Longer version of piece published by Sight & Sound as part of coverage of the Cult programme at the London Film Festival 2015
The masked killer and the point-of-view shot have long been staples of the slasher, uncomfortably allying the viewer’s identity and perspective to those of the film’s antagonist – yet in Branden Kramer’s feature debut Ratter these tired old tropes are updated to the digital present. For as Emma (Ashley Benson) moves into a New York apartment to begin her graduate studies and distance herself from a controlling ex back in Wisconsin, her every intimate move is being watched by someone whose eyes are the hacked webcams in her computer, smart phone and games console, and whose mask is the anonymity of the internet itself. As this predatory figure messes with Emma’s life and circles ever closer to her non-virtual world, the film’s visuals are restricted to the ‘windows’ that Emma has inadvertently left open on her supposed privacy.

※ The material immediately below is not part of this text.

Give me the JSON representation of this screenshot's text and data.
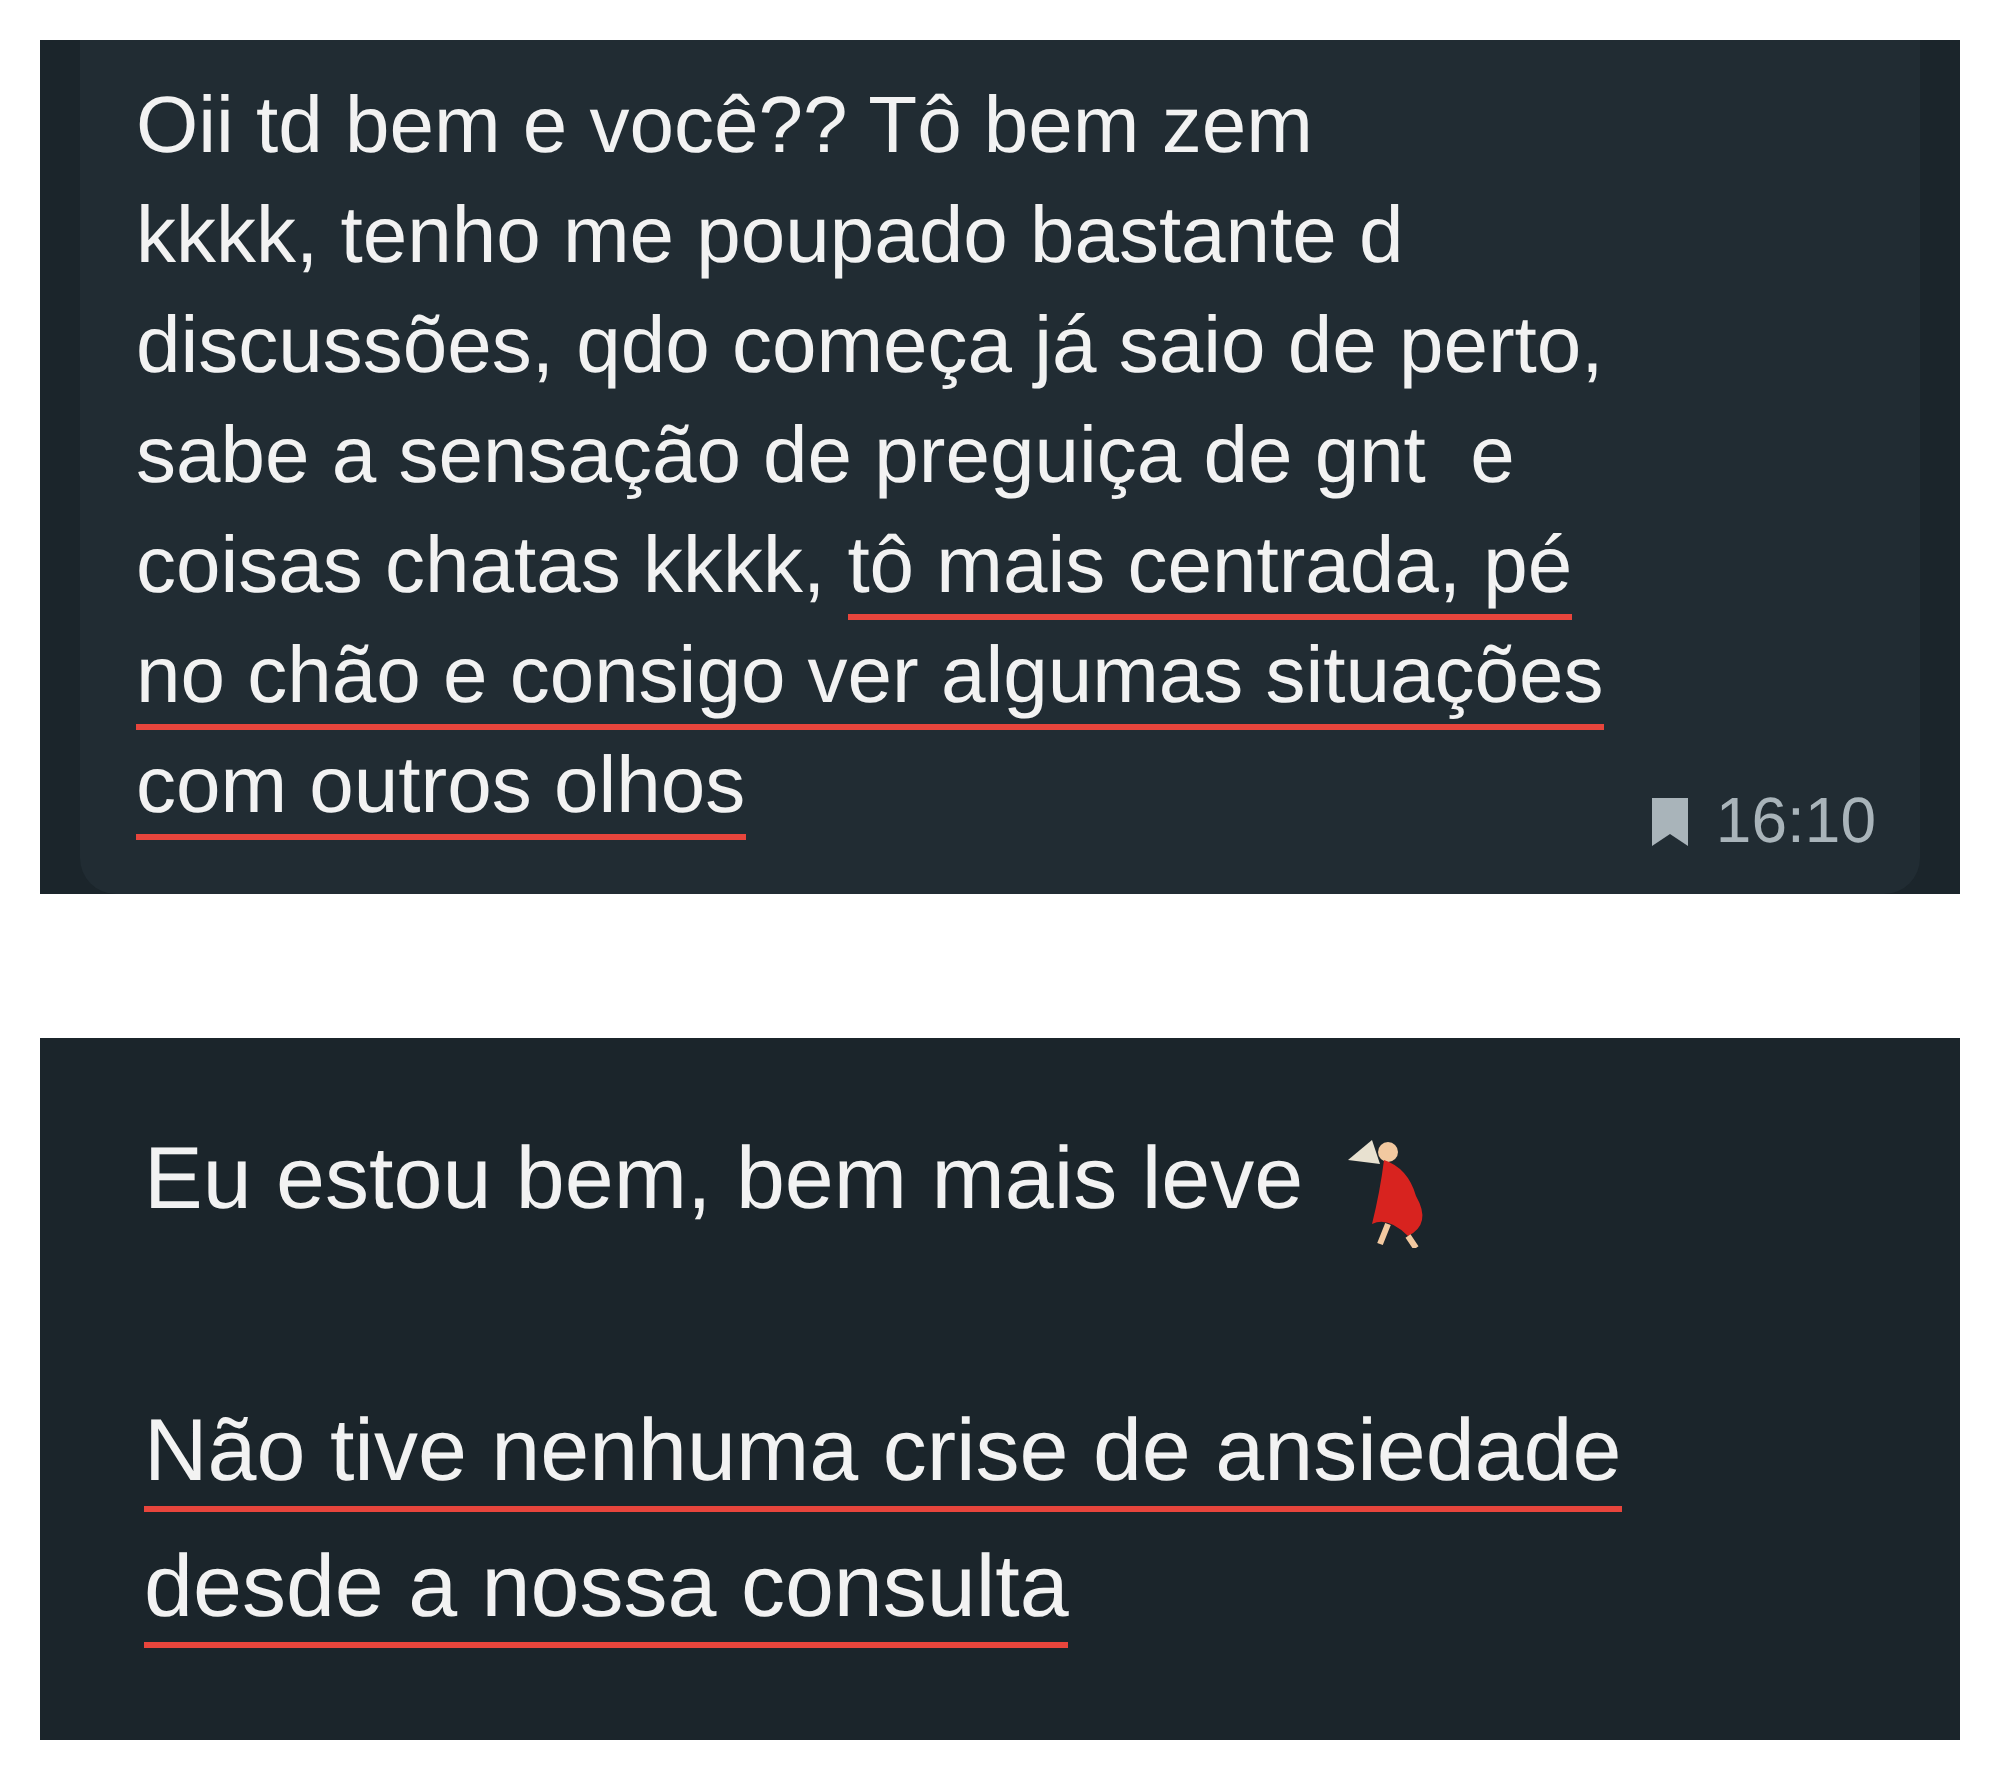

This is without question an unsettling premise, tapping straight into some very 21st-century anxieties – but those have already been addressed in a very similar manner in The Collingswood Story (2002), The Den (2013), Open Windows (2014), and Unfriended (2014), all cyber thrillers which play on viewers’ unease over the ghost in the machine. In fact Ratter is an expansion of Kramer’s short film Webcam (2012) which preceded most of those other titles – but even at a mere 80 minutes, this feature feels padded and overlong – and the ingenious way that the writer/director contrives to stage events before Emma’s various devices also sadly palls through repetition. In short, needs more slashing.